--- Provided data Enclosed Below ---

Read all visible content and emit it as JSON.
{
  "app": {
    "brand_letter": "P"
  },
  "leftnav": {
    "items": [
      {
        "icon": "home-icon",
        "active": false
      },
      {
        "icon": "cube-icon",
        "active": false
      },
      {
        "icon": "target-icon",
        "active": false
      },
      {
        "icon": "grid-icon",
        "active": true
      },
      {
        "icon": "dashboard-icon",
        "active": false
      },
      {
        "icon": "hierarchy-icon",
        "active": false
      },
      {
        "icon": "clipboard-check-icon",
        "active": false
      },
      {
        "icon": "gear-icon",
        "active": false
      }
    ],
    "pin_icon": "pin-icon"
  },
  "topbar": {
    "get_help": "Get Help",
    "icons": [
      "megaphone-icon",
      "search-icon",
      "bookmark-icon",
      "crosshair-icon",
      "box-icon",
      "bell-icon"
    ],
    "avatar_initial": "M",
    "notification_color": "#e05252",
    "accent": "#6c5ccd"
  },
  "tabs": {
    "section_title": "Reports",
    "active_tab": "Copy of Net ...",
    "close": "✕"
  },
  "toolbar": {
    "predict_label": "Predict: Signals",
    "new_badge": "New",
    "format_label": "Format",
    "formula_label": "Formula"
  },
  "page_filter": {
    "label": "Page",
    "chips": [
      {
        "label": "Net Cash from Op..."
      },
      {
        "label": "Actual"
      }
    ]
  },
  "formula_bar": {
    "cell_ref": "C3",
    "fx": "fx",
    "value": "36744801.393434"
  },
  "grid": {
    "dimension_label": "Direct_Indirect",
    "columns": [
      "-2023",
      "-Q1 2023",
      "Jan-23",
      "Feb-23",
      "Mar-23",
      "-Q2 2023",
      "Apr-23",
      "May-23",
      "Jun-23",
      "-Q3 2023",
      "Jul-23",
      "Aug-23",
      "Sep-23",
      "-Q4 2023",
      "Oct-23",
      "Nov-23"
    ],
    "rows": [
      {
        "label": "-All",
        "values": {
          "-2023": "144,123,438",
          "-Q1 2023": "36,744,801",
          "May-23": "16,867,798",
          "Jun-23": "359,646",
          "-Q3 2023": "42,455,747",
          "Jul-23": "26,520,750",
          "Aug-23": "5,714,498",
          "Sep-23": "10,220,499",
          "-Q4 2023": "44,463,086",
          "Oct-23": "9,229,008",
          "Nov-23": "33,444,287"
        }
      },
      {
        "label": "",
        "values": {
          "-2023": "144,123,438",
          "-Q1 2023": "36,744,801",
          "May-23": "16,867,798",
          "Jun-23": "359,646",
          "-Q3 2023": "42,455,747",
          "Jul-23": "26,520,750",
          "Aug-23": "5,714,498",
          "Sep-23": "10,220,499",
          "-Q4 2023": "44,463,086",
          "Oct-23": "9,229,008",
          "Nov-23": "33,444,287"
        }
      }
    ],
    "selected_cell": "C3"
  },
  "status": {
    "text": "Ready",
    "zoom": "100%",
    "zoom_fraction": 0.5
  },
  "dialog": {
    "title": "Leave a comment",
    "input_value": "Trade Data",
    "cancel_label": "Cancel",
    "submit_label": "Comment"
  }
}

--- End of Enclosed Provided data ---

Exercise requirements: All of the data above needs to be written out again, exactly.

Task output:
Read all visible content and emit it as JSON.
{
  "app": {
    "brand_letter": "P"
  },
  "leftnav": {
    "items": [
      {
        "icon": "home-icon",
        "active": false
      },
      {
        "icon": "cube-icon",
        "active": false
      },
      {
        "icon": "target-icon",
        "active": false
      },
      {
        "icon": "grid-icon",
        "active": true
      },
      {
        "icon": "dashboard-icon",
        "active": false
      },
      {
        "icon": "hierarchy-icon",
        "active": false
      },
      {
        "icon": "clipboard-check-icon",
        "active": false
      },
      {
        "icon": "gear-icon",
        "active": false
      }
    ],
    "pin_icon": "pin-icon"
  },
  "topbar": {
    "get_help": "Get Help",
    "icons": [
      "megaphone-icon",
      "search-icon",
      "bookmark-icon",
      "crosshair-icon",
      "box-icon",
      "bell-icon"
    ],
    "avatar_initial": "M",
    "notification_color": "#e05252",
    "accent": "#6c5ccd"
  },
  "tabs": {
    "section_title": "Reports",
    "active_tab": "Copy of Net ...",
    "close": "✕"
  },
  "toolbar": {
    "predict_label": "Predict: Signals",
    "new_badge": "New",
    "format_label": "Format",
    "formula_label": "Formula"
  },
  "page_filter": {
    "label": "Page",
    "chips": [
      {
        "label": "Net Cash from Op..."
      },
      {
        "label": "Actual"
      }
    ]
  },
  "formula_bar": {
    "cell_ref": "C3",
    "fx": "fx",
    "value": "36744801.393434"
  },
  "grid": {
    "dimension_label": "Direct_Indirect",
    "columns": [
      "-2023",
      "-Q1 2023",
      "Jan-23",
      "Feb-23",
      "Mar-23",
      "-Q2 2023",
      "Apr-23",
      "May-23",
      "Jun-23",
      "-Q3 2023",
      "Jul-23",
      "Aug-23",
      "Sep-23",
      "-Q4 2023",
      "Oct-23",
      "Nov-23"
    ],
    "rows": [
      {
        "label": "-All",
        "values": {
          "-2023": "144,123,438",
          "-Q1 2023": "36,744,801",
          "May-23": "16,867,798",
          "Jun-23": "359,646",
          "-Q3 2023": "42,455,747",
          "Jul-23": "26,520,750",
          "Aug-23": "5,714,498",
          "Sep-23": "10,220,499",
          "-Q4 2023": "44,463,086",
          "Oct-23": "9,229,008",
          "Nov-23": "33,444,287"
        }
      },
      {
        "label": "",
        "values": {
          "-2023": "144,123,438",
          "-Q1 2023": "36,744,801",
          "May-23": "16,867,798",
          "Jun-23": "359,646",
          "-Q3 2023": "42,455,747",
          "Jul-23": "26,520,750",
          "Aug-23": "5,714,498",
          "Sep-23": "10,220,499",
          "-Q4 2023": "44,463,086",
          "Oct-23": "9,229,008",
          "Nov-23": "33,444,287"
        }
      }
    ],
    "selected_cell": "C3"
  },
  "status": {
    "text": "Ready",
    "zoom": "100%",
    "zoom_fraction": 0.5
  },
  "dialog": {
    "title": "Leave a comment",
    "input_value": "Trade Data",
    "cancel_label": "Cancel",
    "submit_label": "Comment"
  }
}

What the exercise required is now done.